Start of Records for this exercise

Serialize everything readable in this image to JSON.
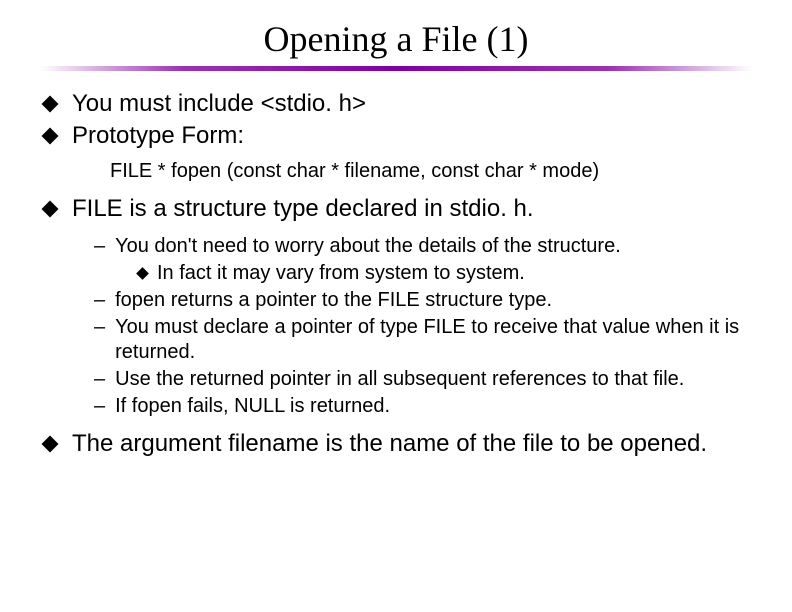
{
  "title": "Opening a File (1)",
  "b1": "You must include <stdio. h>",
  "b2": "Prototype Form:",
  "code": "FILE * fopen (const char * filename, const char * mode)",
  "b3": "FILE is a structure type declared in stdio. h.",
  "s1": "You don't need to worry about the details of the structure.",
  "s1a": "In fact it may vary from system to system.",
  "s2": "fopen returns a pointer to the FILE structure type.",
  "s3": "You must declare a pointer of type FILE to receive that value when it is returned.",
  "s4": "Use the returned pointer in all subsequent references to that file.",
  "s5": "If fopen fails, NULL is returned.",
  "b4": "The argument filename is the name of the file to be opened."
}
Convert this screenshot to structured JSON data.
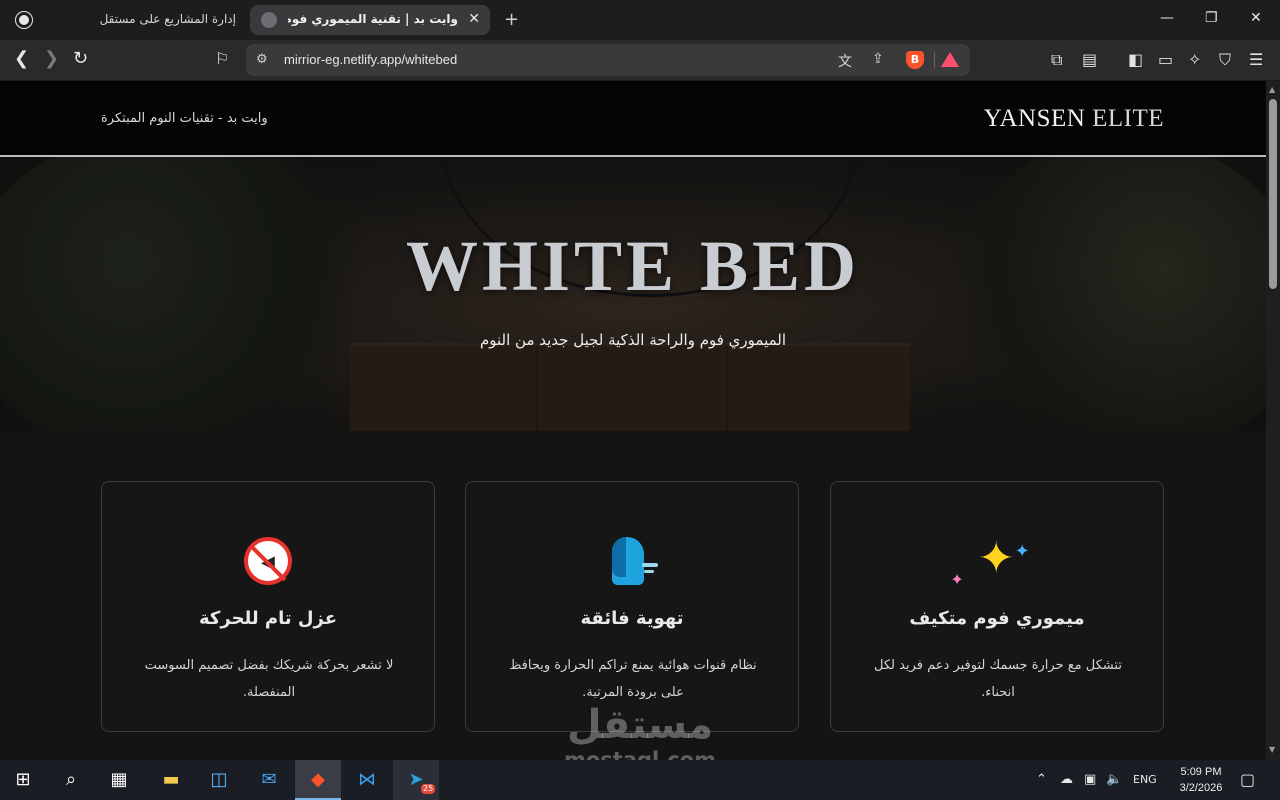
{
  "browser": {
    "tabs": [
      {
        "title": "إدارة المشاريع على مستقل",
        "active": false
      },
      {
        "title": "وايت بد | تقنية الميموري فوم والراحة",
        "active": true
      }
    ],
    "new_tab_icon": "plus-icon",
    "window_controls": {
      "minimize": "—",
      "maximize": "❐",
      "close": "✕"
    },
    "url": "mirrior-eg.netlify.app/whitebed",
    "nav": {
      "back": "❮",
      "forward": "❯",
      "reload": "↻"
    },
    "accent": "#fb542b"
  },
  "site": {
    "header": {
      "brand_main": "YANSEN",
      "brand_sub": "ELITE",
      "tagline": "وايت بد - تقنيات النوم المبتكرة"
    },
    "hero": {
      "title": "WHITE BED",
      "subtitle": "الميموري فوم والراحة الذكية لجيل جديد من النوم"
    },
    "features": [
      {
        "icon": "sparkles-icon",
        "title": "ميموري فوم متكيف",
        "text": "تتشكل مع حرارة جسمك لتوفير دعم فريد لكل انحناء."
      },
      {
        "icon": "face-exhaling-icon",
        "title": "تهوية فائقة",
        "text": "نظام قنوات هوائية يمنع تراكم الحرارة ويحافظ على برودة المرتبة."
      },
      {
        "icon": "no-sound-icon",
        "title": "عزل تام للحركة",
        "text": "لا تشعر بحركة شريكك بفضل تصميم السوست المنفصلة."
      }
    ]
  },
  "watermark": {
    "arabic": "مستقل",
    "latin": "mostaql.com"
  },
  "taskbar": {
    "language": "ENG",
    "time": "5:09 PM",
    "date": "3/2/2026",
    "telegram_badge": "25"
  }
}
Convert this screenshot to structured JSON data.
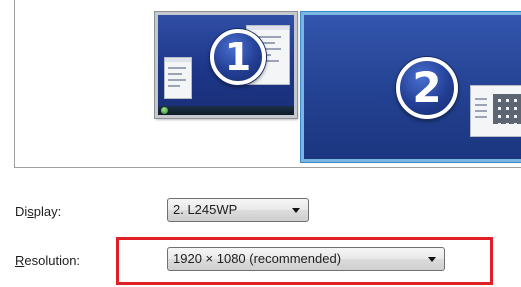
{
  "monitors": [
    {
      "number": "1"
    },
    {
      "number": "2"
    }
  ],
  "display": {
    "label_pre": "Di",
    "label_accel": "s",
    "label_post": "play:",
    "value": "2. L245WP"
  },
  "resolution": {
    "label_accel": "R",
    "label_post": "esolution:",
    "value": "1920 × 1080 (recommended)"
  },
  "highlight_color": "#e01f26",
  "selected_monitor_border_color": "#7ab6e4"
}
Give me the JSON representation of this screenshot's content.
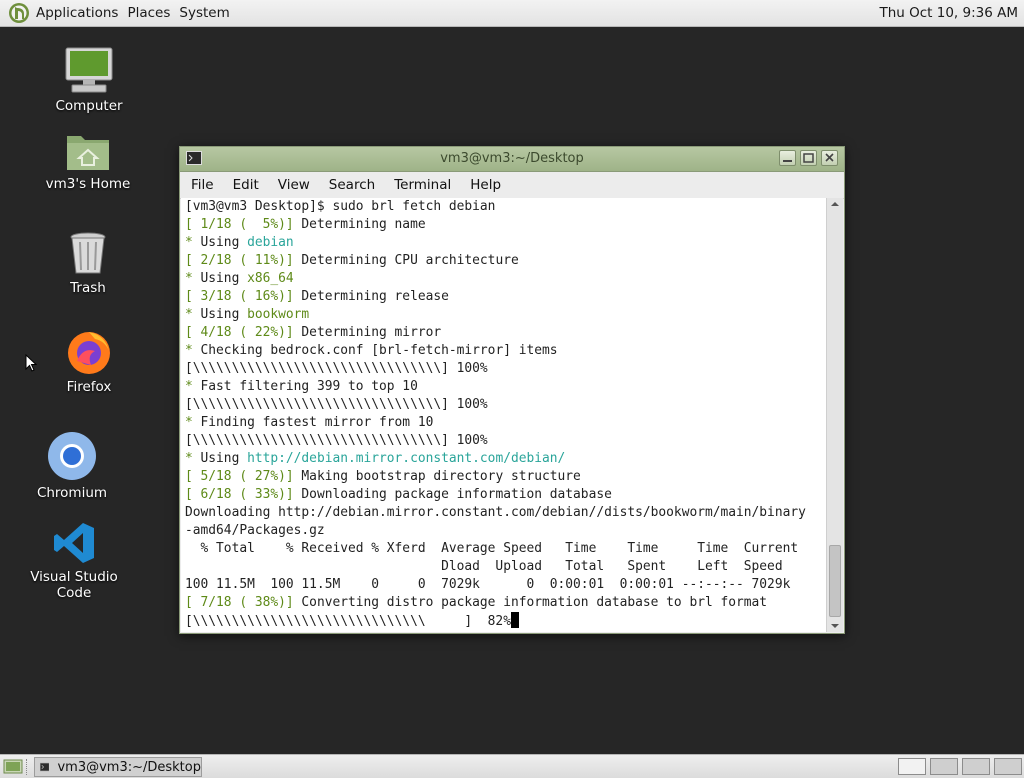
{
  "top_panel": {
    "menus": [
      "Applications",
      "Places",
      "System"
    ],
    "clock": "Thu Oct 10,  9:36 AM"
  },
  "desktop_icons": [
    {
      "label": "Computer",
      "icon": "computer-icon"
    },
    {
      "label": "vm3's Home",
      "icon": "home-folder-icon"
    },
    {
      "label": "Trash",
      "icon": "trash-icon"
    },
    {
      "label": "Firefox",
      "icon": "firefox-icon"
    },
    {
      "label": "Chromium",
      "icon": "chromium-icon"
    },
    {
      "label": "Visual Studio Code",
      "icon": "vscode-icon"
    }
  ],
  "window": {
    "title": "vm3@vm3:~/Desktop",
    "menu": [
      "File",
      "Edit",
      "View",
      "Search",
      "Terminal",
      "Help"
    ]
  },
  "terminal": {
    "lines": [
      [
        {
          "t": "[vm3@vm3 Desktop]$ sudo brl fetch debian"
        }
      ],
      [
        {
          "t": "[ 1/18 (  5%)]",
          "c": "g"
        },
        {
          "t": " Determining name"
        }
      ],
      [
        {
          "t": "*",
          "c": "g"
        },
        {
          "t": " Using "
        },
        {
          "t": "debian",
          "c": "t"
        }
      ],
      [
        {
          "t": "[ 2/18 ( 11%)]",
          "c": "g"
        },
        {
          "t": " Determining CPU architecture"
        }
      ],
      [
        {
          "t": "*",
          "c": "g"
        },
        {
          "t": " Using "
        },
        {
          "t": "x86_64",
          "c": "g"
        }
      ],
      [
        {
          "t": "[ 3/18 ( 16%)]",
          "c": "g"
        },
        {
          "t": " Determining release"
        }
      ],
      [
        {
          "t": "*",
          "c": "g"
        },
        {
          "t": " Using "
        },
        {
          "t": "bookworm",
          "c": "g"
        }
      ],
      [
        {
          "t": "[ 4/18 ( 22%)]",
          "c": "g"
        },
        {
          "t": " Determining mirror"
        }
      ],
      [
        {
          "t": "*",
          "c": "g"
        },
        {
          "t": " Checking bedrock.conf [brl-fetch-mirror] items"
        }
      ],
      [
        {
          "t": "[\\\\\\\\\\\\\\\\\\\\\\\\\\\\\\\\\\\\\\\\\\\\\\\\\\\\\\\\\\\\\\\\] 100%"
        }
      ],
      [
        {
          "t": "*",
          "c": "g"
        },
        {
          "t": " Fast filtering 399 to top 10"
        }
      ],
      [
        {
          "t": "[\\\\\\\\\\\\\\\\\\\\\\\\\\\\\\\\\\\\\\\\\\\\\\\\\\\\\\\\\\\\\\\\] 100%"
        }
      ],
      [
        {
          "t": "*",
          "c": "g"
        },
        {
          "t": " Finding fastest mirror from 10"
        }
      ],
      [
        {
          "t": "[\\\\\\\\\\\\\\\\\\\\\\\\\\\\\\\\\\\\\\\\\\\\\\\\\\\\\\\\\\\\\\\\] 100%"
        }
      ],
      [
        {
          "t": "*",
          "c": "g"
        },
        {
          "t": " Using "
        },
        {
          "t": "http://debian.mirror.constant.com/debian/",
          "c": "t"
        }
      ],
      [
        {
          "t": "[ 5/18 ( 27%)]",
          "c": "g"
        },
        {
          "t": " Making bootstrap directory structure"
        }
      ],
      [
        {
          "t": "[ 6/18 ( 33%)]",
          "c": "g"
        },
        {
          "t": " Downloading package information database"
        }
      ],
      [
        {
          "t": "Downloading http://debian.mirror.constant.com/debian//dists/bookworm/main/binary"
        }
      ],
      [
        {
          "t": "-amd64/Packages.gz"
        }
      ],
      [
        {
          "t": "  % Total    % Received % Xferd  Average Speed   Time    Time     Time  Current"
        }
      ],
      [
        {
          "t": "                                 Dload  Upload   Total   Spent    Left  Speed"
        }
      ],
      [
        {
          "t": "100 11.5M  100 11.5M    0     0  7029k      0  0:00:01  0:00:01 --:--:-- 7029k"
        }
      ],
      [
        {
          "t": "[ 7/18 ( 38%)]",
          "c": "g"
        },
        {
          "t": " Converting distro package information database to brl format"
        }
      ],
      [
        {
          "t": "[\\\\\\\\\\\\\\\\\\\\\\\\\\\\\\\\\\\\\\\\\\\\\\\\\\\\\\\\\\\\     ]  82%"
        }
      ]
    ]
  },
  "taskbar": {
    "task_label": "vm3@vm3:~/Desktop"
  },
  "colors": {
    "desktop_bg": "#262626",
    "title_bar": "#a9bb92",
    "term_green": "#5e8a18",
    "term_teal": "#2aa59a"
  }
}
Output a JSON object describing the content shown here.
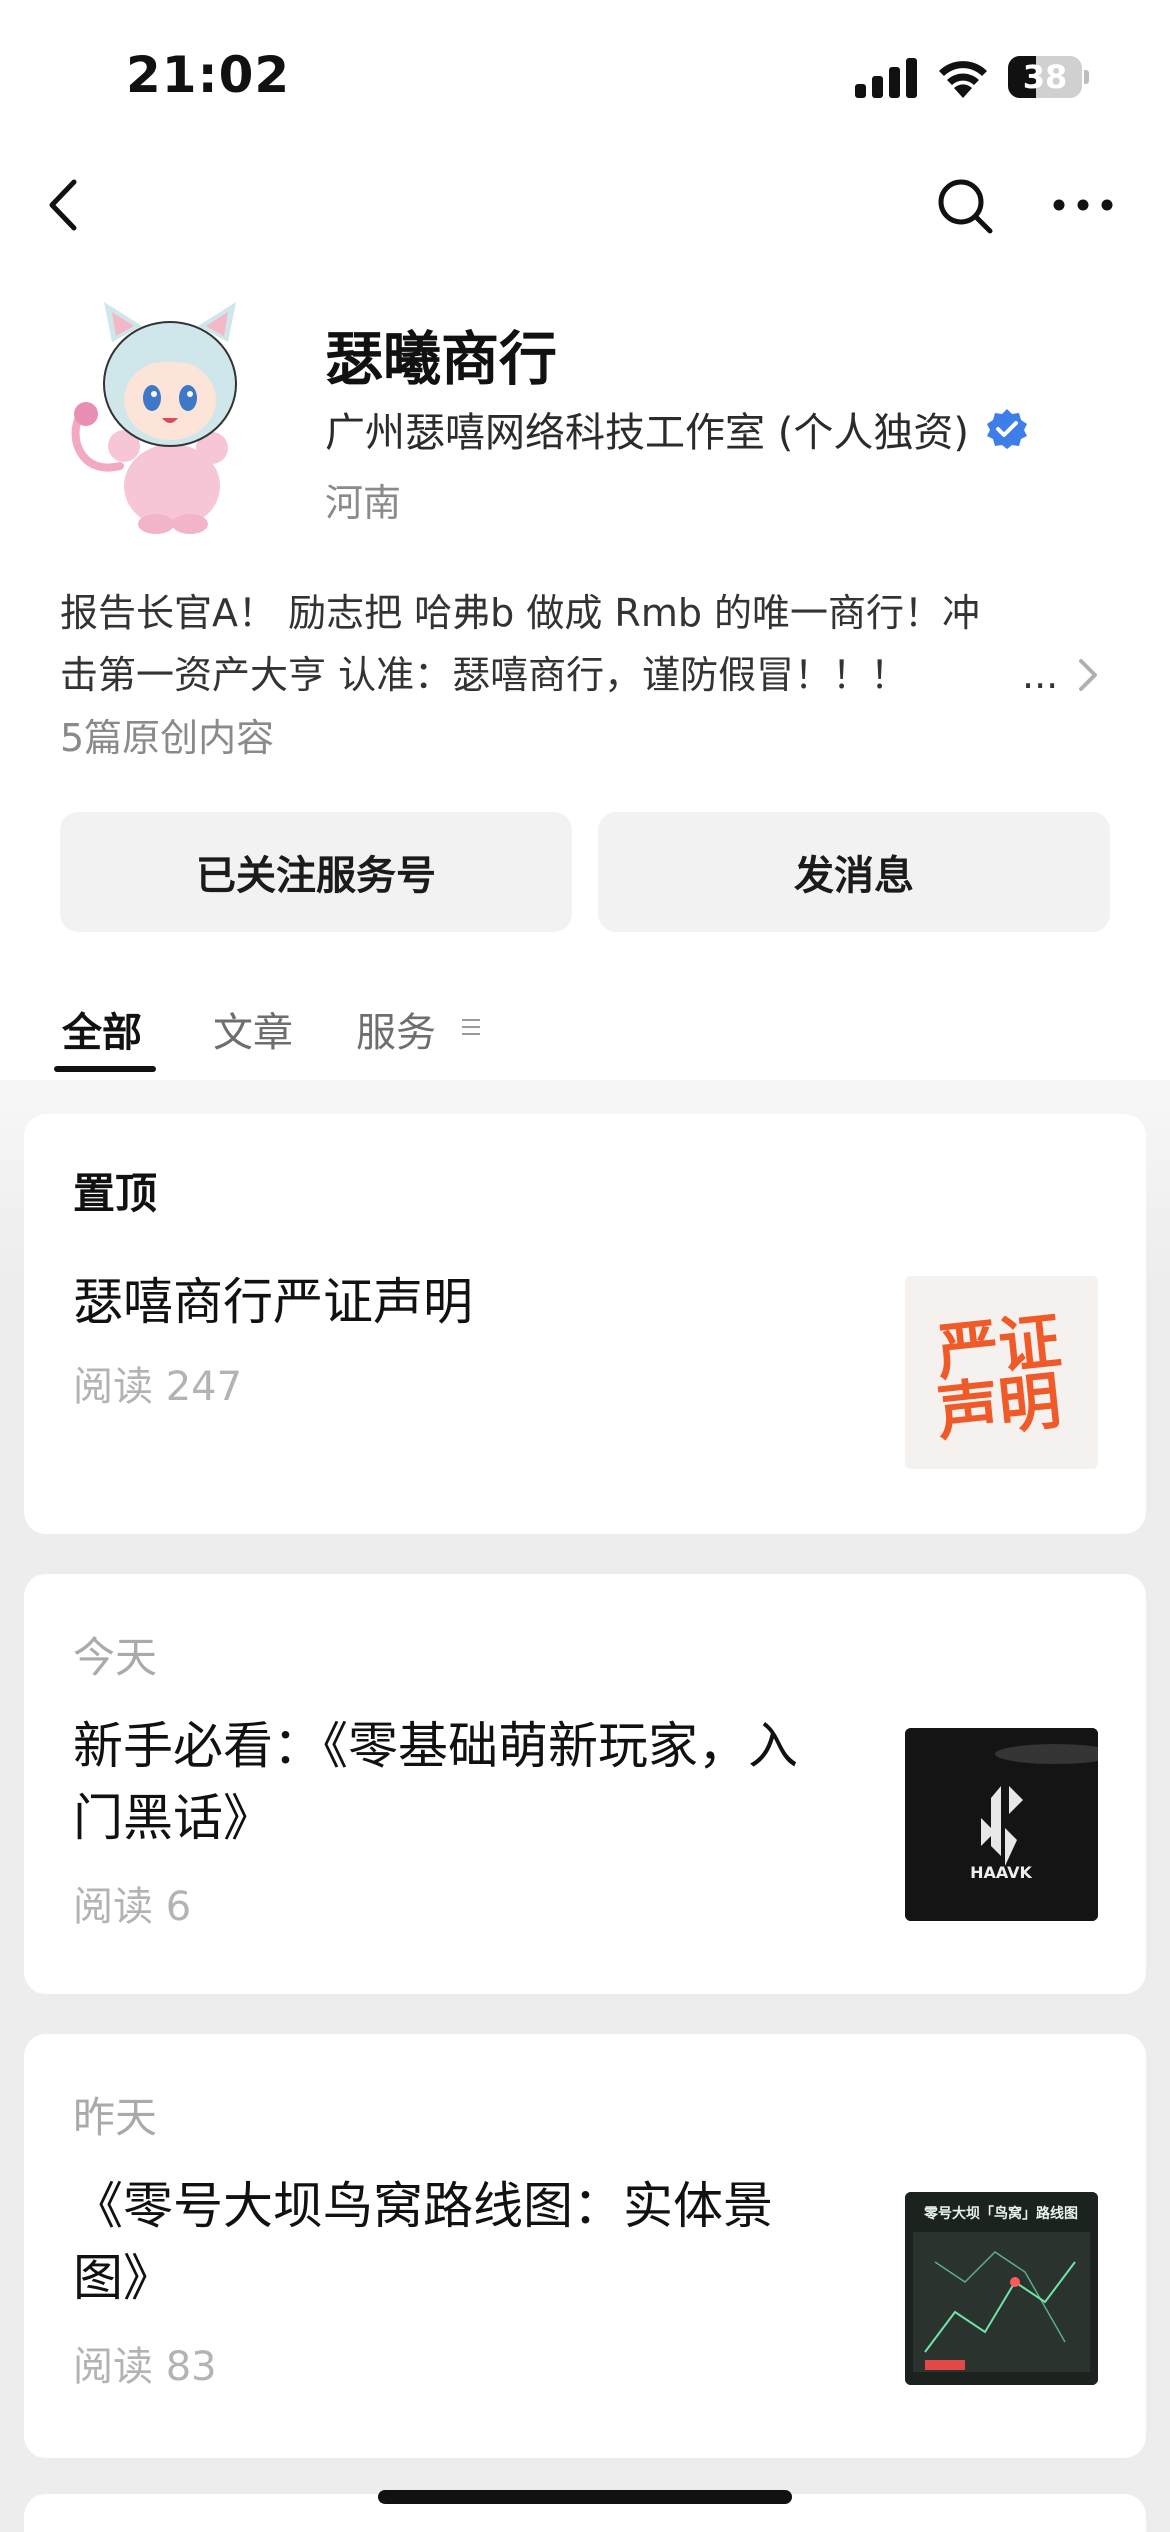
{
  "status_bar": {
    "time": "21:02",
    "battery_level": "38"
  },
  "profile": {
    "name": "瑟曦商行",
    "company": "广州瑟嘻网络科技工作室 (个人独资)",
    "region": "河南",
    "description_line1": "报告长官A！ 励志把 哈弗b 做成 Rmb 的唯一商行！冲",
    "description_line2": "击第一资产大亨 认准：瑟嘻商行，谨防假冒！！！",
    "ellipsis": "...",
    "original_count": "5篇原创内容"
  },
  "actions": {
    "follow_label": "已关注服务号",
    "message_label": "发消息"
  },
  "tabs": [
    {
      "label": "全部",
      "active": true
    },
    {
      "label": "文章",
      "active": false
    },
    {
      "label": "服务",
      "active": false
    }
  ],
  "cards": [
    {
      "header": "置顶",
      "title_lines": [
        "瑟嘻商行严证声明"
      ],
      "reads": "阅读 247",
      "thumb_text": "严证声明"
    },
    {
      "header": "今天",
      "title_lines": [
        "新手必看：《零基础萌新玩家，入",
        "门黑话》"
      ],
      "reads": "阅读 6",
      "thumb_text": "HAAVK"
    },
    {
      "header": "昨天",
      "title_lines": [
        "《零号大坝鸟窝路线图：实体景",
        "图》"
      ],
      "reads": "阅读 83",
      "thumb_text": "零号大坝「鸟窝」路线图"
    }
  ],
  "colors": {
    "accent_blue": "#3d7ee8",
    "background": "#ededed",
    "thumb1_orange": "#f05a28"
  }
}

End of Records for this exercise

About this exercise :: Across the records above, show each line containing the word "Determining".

Output of the task ::
          "t": " Determining name"
          "t": " Determining CPU architecture"
          "t": " Determining release"
          "t": " Determining mirror"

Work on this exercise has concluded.